• YOUR INSTRUCTIONS:
Write the entries out in full, matching them exactly.

Data records for software interfaces
- - -
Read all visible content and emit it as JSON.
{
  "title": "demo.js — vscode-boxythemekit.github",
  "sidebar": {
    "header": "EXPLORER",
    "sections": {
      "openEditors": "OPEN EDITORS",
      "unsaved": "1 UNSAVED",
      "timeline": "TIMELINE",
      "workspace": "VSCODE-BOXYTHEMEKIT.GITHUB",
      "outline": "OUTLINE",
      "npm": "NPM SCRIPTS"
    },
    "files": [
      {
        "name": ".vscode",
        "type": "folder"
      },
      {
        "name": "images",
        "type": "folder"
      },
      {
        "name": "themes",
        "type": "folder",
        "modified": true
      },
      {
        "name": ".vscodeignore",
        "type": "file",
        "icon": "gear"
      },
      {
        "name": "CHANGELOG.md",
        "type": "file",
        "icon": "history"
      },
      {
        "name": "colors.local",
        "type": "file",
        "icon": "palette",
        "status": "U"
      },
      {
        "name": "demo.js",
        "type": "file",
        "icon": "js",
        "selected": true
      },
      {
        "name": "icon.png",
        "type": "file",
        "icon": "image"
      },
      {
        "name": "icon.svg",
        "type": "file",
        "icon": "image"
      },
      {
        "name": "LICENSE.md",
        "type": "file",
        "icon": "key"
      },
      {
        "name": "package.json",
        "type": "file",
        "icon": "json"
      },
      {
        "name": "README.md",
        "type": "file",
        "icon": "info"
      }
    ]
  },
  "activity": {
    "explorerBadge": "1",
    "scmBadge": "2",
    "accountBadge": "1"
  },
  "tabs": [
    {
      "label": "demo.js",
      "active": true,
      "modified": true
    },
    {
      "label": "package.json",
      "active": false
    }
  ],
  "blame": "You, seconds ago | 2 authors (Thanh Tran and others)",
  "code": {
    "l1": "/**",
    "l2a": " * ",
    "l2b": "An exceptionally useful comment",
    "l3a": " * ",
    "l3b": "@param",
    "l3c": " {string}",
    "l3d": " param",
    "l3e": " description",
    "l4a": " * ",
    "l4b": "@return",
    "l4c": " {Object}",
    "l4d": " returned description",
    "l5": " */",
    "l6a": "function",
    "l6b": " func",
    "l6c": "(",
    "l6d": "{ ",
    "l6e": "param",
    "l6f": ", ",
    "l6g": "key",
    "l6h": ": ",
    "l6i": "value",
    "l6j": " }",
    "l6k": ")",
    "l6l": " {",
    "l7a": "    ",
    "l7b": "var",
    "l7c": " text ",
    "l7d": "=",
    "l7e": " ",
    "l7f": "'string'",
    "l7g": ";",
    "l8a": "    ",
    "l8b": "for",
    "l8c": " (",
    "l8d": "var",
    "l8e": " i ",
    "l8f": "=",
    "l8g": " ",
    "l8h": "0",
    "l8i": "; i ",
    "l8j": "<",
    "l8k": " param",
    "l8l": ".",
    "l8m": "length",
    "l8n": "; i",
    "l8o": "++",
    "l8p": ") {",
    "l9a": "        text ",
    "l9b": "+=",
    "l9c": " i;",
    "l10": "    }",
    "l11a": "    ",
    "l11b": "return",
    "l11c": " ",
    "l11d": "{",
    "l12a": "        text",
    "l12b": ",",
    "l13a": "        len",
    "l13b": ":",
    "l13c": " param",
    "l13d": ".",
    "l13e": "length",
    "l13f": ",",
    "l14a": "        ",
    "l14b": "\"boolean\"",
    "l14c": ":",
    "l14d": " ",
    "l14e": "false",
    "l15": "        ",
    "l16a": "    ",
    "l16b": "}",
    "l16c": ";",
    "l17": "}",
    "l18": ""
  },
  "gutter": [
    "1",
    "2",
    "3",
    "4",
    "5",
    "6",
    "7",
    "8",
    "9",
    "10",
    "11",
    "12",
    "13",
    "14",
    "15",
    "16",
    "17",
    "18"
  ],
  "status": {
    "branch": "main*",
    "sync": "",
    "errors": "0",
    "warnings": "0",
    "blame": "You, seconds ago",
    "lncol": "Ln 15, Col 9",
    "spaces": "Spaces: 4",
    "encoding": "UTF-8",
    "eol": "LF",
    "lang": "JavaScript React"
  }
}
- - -
• ANSWER:
Read all visible content and emit it as JSON.
{
  "title": "demo.js — vscode-boxythemekit.github",
  "sidebar": {
    "header": "EXPLORER",
    "sections": {
      "openEditors": "OPEN EDITORS",
      "unsaved": "1 UNSAVED",
      "timeline": "TIMELINE",
      "workspace": "VSCODE-BOXYTHEMEKIT.GITHUB",
      "outline": "OUTLINE",
      "npm": "NPM SCRIPTS"
    },
    "files": [
      {
        "name": ".vscode",
        "type": "folder"
      },
      {
        "name": "images",
        "type": "folder"
      },
      {
        "name": "themes",
        "type": "folder",
        "modified": true
      },
      {
        "name": ".vscodeignore",
        "type": "file",
        "icon": "gear"
      },
      {
        "name": "CHANGELOG.md",
        "type": "file",
        "icon": "history"
      },
      {
        "name": "colors.local",
        "type": "file",
        "icon": "palette",
        "status": "U"
      },
      {
        "name": "demo.js",
        "type": "file",
        "icon": "js",
        "selected": true
      },
      {
        "name": "icon.png",
        "type": "file",
        "icon": "image"
      },
      {
        "name": "icon.svg",
        "type": "file",
        "icon": "image"
      },
      {
        "name": "LICENSE.md",
        "type": "file",
        "icon": "key"
      },
      {
        "name": "package.json",
        "type": "file",
        "icon": "json"
      },
      {
        "name": "README.md",
        "type": "file",
        "icon": "info"
      }
    ]
  },
  "activity": {
    "explorerBadge": "1",
    "scmBadge": "2",
    "accountBadge": "1"
  },
  "tabs": [
    {
      "label": "demo.js",
      "active": true,
      "modified": true
    },
    {
      "label": "package.json",
      "active": false
    }
  ],
  "blame": "You, seconds ago | 2 authors (Thanh Tran and others)",
  "code": {
    "l1": "/**",
    "l2a": " * ",
    "l2b": "An exceptionally useful comment",
    "l3a": " * ",
    "l3b": "@param",
    "l3c": " {string}",
    "l3d": " param",
    "l3e": " description",
    "l4a": " * ",
    "l4b": "@return",
    "l4c": " {Object}",
    "l4d": " returned description",
    "l5": " */",
    "l6a": "function",
    "l6b": " func",
    "l6c": "(",
    "l6d": "{ ",
    "l6e": "param",
    "l6f": ", ",
    "l6g": "key",
    "l6h": ": ",
    "l6i": "value",
    "l6j": " }",
    "l6k": ")",
    "l6l": " {",
    "l7a": "    ",
    "l7b": "var",
    "l7c": " text ",
    "l7d": "=",
    "l7e": " ",
    "l7f": "'string'",
    "l7g": ";",
    "l8a": "    ",
    "l8b": "for",
    "l8c": " (",
    "l8d": "var",
    "l8e": " i ",
    "l8f": "=",
    "l8g": " ",
    "l8h": "0",
    "l8i": "; i ",
    "l8j": "<",
    "l8k": " param",
    "l8l": ".",
    "l8m": "length",
    "l8n": "; i",
    "l8o": "++",
    "l8p": ") {",
    "l9a": "        text ",
    "l9b": "+=",
    "l9c": " i;",
    "l10": "    }",
    "l11a": "    ",
    "l11b": "return",
    "l11c": " ",
    "l11d": "{",
    "l12a": "        text",
    "l12b": ",",
    "l13a": "        len",
    "l13b": ":",
    "l13c": " param",
    "l13d": ".",
    "l13e": "length",
    "l13f": ",",
    "l14a": "        ",
    "l14b": "\"boolean\"",
    "l14c": ":",
    "l14d": " ",
    "l14e": "false",
    "l15": "        ",
    "l16a": "    ",
    "l16b": "}",
    "l16c": ";",
    "l17": "}",
    "l18": ""
  },
  "gutter": [
    "1",
    "2",
    "3",
    "4",
    "5",
    "6",
    "7",
    "8",
    "9",
    "10",
    "11",
    "12",
    "13",
    "14",
    "15",
    "16",
    "17",
    "18"
  ],
  "status": {
    "branch": "main*",
    "sync": "",
    "errors": "0",
    "warnings": "0",
    "blame": "You, seconds ago",
    "lncol": "Ln 15, Col 9",
    "spaces": "Spaces: 4",
    "encoding": "UTF-8",
    "eol": "LF",
    "lang": "JavaScript React"
  }
}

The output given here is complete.